* Work instructions *
Go through the listing below and count the lines with "price" in them. Only the count is needed.

* Data for this task *
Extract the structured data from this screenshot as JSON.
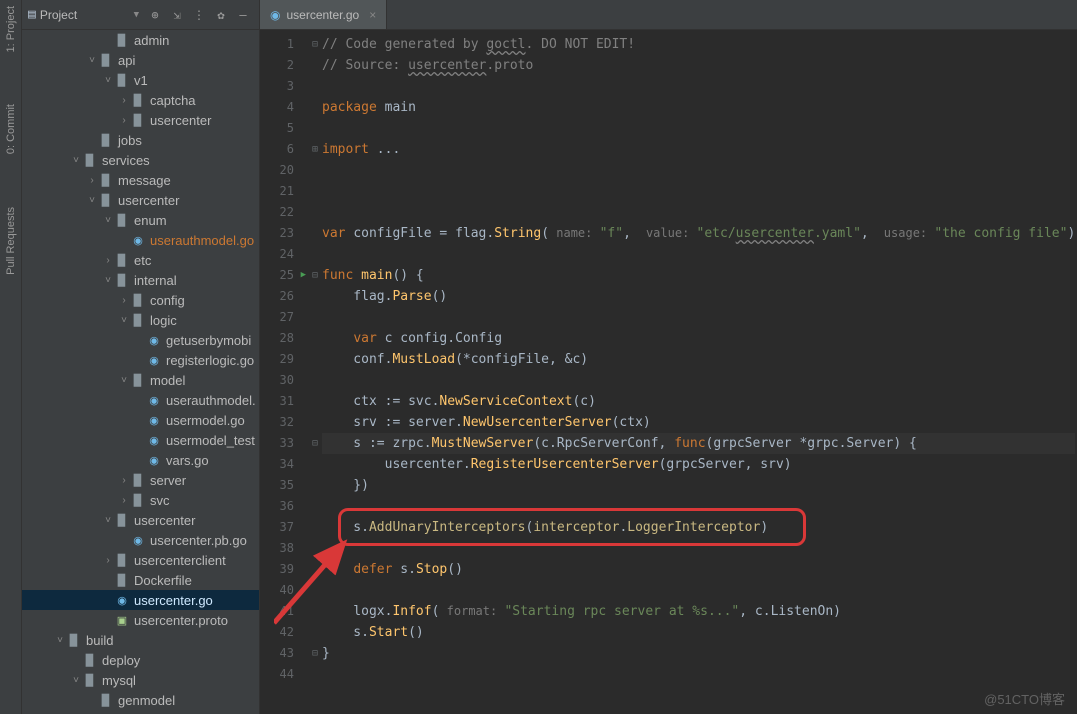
{
  "leftRail": {
    "items": [
      "1: Project",
      "0: Commit",
      "Pull Requests"
    ]
  },
  "sidebar": {
    "title": "Project",
    "toolIcons": [
      "target",
      "expand",
      "divider",
      "gear",
      "hide"
    ]
  },
  "tree": [
    {
      "depth": 5,
      "chev": "",
      "icon": "folder",
      "label": "admin"
    },
    {
      "depth": 4,
      "chev": "v",
      "icon": "folder",
      "label": "api"
    },
    {
      "depth": 5,
      "chev": "v",
      "icon": "folder",
      "label": "v1"
    },
    {
      "depth": 6,
      "chev": ">",
      "icon": "folder",
      "label": "captcha"
    },
    {
      "depth": 6,
      "chev": ">",
      "icon": "folder",
      "label": "usercenter"
    },
    {
      "depth": 4,
      "chev": "",
      "icon": "folder",
      "label": "jobs"
    },
    {
      "depth": 3,
      "chev": "v",
      "icon": "folder",
      "label": "services"
    },
    {
      "depth": 4,
      "chev": ">",
      "icon": "folder",
      "label": "message"
    },
    {
      "depth": 4,
      "chev": "v",
      "icon": "folder",
      "label": "usercenter"
    },
    {
      "depth": 5,
      "chev": "v",
      "icon": "folder",
      "label": "enum"
    },
    {
      "depth": 6,
      "chev": "",
      "icon": "go",
      "label": "userauthmodel.go",
      "hl": true
    },
    {
      "depth": 5,
      "chev": ">",
      "icon": "folder",
      "label": "etc"
    },
    {
      "depth": 5,
      "chev": "v",
      "icon": "folder",
      "label": "internal"
    },
    {
      "depth": 6,
      "chev": ">",
      "icon": "folder",
      "label": "config"
    },
    {
      "depth": 6,
      "chev": "v",
      "icon": "folder",
      "label": "logic"
    },
    {
      "depth": 7,
      "chev": "",
      "icon": "go",
      "label": "getuserbymobi"
    },
    {
      "depth": 7,
      "chev": "",
      "icon": "go",
      "label": "registerlogic.go"
    },
    {
      "depth": 6,
      "chev": "v",
      "icon": "folder",
      "label": "model"
    },
    {
      "depth": 7,
      "chev": "",
      "icon": "go",
      "label": "userauthmodel."
    },
    {
      "depth": 7,
      "chev": "",
      "icon": "go",
      "label": "usermodel.go"
    },
    {
      "depth": 7,
      "chev": "",
      "icon": "go",
      "label": "usermodel_test"
    },
    {
      "depth": 7,
      "chev": "",
      "icon": "go",
      "label": "vars.go"
    },
    {
      "depth": 6,
      "chev": ">",
      "icon": "folder",
      "label": "server"
    },
    {
      "depth": 6,
      "chev": ">",
      "icon": "folder",
      "label": "svc"
    },
    {
      "depth": 5,
      "chev": "v",
      "icon": "folder",
      "label": "usercenter"
    },
    {
      "depth": 6,
      "chev": "",
      "icon": "go",
      "label": "usercenter.pb.go"
    },
    {
      "depth": 5,
      "chev": ">",
      "icon": "folder",
      "label": "usercenterclient"
    },
    {
      "depth": 5,
      "chev": "",
      "icon": "folder",
      "label": "Dockerfile"
    },
    {
      "depth": 5,
      "chev": "",
      "icon": "go",
      "label": "usercenter.go",
      "active": true
    },
    {
      "depth": 5,
      "chev": "",
      "icon": "prm",
      "label": "usercenter.proto"
    },
    {
      "depth": 2,
      "chev": "v",
      "icon": "folder",
      "label": "build"
    },
    {
      "depth": 3,
      "chev": "",
      "icon": "folder",
      "label": "deploy"
    },
    {
      "depth": 3,
      "chev": "v",
      "icon": "folder",
      "label": "mysql"
    },
    {
      "depth": 4,
      "chev": "",
      "icon": "folder",
      "label": "genmodel"
    }
  ],
  "tab": {
    "label": "usercenter.go"
  },
  "code": {
    "lineNumbers": [
      "1",
      "2",
      "3",
      "4",
      "5",
      "6",
      "20",
      "21",
      "22",
      "23",
      "24",
      "25",
      "26",
      "27",
      "28",
      "29",
      "30",
      "31",
      "32",
      "33",
      "34",
      "35",
      "36",
      "37",
      "38",
      "39",
      "40",
      "41",
      "42",
      "43",
      "44"
    ],
    "lines": {
      "l1a": "// Code generated by ",
      "l1b": "goctl",
      "l1c": ". DO NOT EDIT!",
      "l2a": "// Source: ",
      "l2b": "usercenter",
      "l2c": ".proto",
      "l4a": "package ",
      "l4b": "main",
      "l6a": "import ",
      "l6b": "...",
      "l23a": "var ",
      "l23b": "configFile",
      "l23c": " = flag.",
      "l23d": "String",
      "l23e": "(",
      "l23h1": " name: ",
      "l23s1": "\"f\"",
      "l23c1": ", ",
      "l23h2": " value: ",
      "l23s2": "\"etc/",
      "l23s2u": "usercenter",
      "l23s2b": ".yaml\"",
      "l23c2": ", ",
      "l23h3": " usage: ",
      "l23s3": "\"the config file\"",
      "l23end": ")",
      "l25a": "func ",
      "l25b": "main",
      "l25c": "() {",
      "l26a": "    flag.",
      "l26b": "Parse",
      "l26c": "()",
      "l28a": "    ",
      "l28b": "var ",
      "l28c": "c config.",
      "l28d": "Config",
      "l29a": "    conf.",
      "l29b": "MustLoad",
      "l29c": "(*configFile, &c)",
      "l31a": "    ctx := svc.",
      "l31b": "NewServiceContext",
      "l31c": "(c)",
      "l32a": "    srv := server.",
      "l32b": "NewUsercenterServer",
      "l32c": "(ctx)",
      "l33a": "    s := zrpc.",
      "l33b": "MustNewServer",
      "l33c": "(c.RpcServerConf, ",
      "l33d": "func",
      "l33e": "(grpcServer *grpc.",
      "l33f": "Server",
      "l33g": ") {",
      "l34a": "        usercenter.",
      "l34b": "RegisterUsercenterServer",
      "l34c": "(grpcServer, srv)",
      "l35a": "    })",
      "l37a": "    s.",
      "l37b": "AddUnaryInterceptors",
      "l37c": "(",
      "l37d": "interceptor",
      "l37e": ".",
      "l37f": "LoggerInterceptor",
      "l37g": ")",
      "l39a": "    ",
      "l39b": "defer ",
      "l39c": "s.",
      "l39d": "Stop",
      "l39e": "()",
      "l41a": "    logx.",
      "l41b": "Infof",
      "l41c": "(",
      "l41h": " format: ",
      "l41s": "\"Starting rpc server at %s...\"",
      "l41d": ", c.ListenOn)",
      "l42a": "    s.",
      "l42b": "Start",
      "l42c": "()",
      "l43a": "}"
    }
  },
  "watermark": "@51CTO博客"
}
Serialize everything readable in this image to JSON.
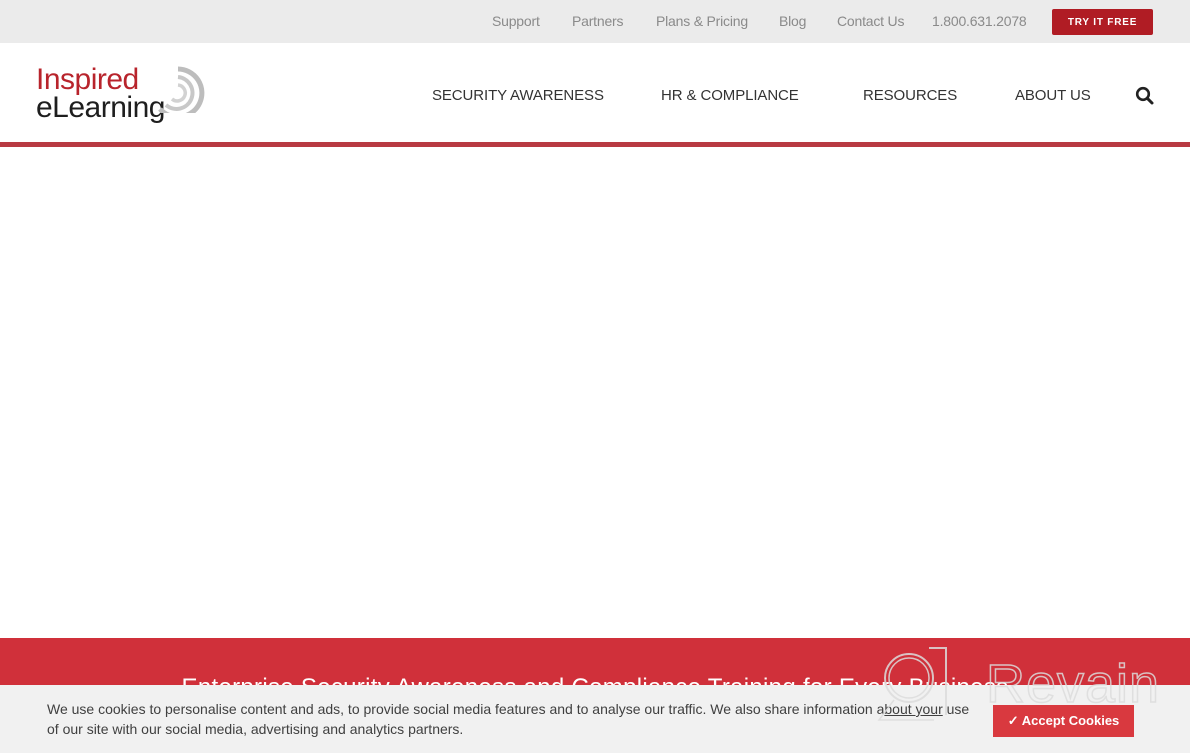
{
  "topbar": {
    "links": [
      {
        "label": "Support"
      },
      {
        "label": "Partners"
      },
      {
        "label": "Plans & Pricing"
      },
      {
        "label": "Blog"
      },
      {
        "label": "Contact Us"
      }
    ],
    "phone": "1.800.631.2078",
    "cta_label": "TRY IT FREE"
  },
  "logo": {
    "line1": "Inspired",
    "line2": "eLearning"
  },
  "nav": {
    "items": [
      {
        "label": "SECURITY AWARENESS"
      },
      {
        "label": "HR & COMPLIANCE"
      },
      {
        "label": "RESOURCES"
      },
      {
        "label": "ABOUT US"
      }
    ],
    "search_icon": "search-icon"
  },
  "band": {
    "headline": "Enterprise Security Awareness and Compliance Training for Every Business"
  },
  "cookie_banner": {
    "text_before": "We use cookies to personalise content and ads, to provide social media features and to analyse our traffic. We also share information a",
    "link_text": "bout your",
    "text_after": " use of our site with our social media, advertising and analytics partners.",
    "accept_label": "✓ Accept Cookies"
  },
  "watermark": {
    "text": "Revain"
  },
  "colors": {
    "brand_red": "#b8242c",
    "cta_red": "#b01c24",
    "band_red": "#d0303a",
    "accept_red": "#d9393f",
    "topbar_bg": "#ebebeb"
  }
}
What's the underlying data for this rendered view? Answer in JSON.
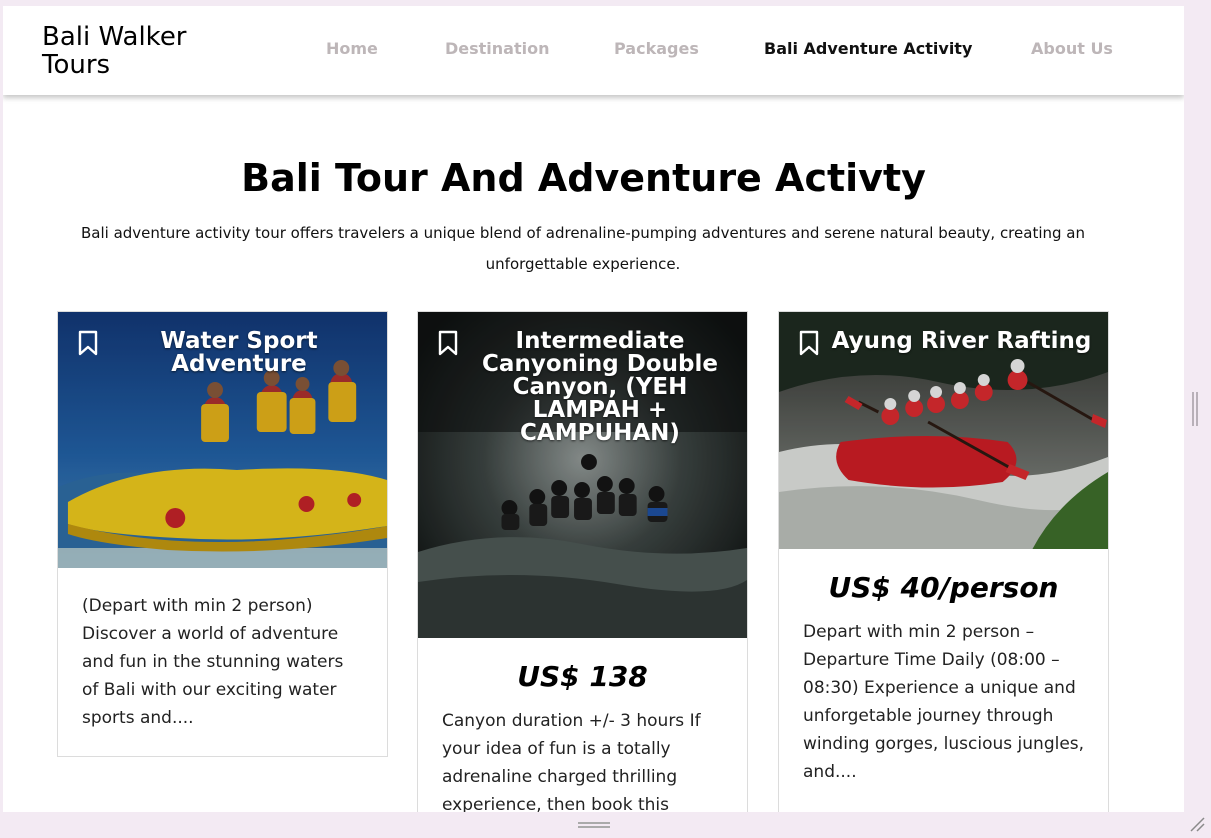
{
  "header": {
    "brand": "Bali Walker Tours",
    "nav": [
      {
        "label": "Home",
        "active": false
      },
      {
        "label": "Destination",
        "active": false
      },
      {
        "label": "Packages",
        "active": false
      },
      {
        "label": "Bali Adventure Activity",
        "active": true
      },
      {
        "label": "About Us",
        "active": false
      }
    ]
  },
  "main": {
    "title": "Bali Tour And Adventure Activty",
    "intro": "Bali adventure activity tour offers travelers a unique blend of adrenaline-pumping adventures and serene natural beauty, creating an unforgettable experience."
  },
  "cards": [
    {
      "title": "Water Sport Adventure",
      "price": "",
      "description": "(Depart with min 2 person) Discover a world of adventure and fun in the stunning waters of Bali with our exciting water sports and....",
      "image": "banana-boat-photo"
    },
    {
      "title": "Intermediate Canyoning Double Canyon, (YEH LAMPAH + CAMPUHAN)",
      "price": "US$ 138",
      "description": "Canyon duration +/- 3 hours If your idea of fun is a totally adrenaline charged thrilling experience, then book this",
      "image": "canyoning-waterfall-photo"
    },
    {
      "title": "Ayung River Rafting",
      "price": "US$ 40/person",
      "description": "Depart with min 2 person – Departure Time Daily (08:00 – 08:30) Experience a unique and unforgetable journey through winding gorges, luscious jungles, and....",
      "image": "river-rafting-photo"
    }
  ],
  "icons": {
    "bookmark": "bookmark-icon"
  },
  "colors": {
    "nav_inactive": "#bdb6b8",
    "nav_active": "#111111",
    "frame_background": "#f3eaf3"
  }
}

* Reply *
3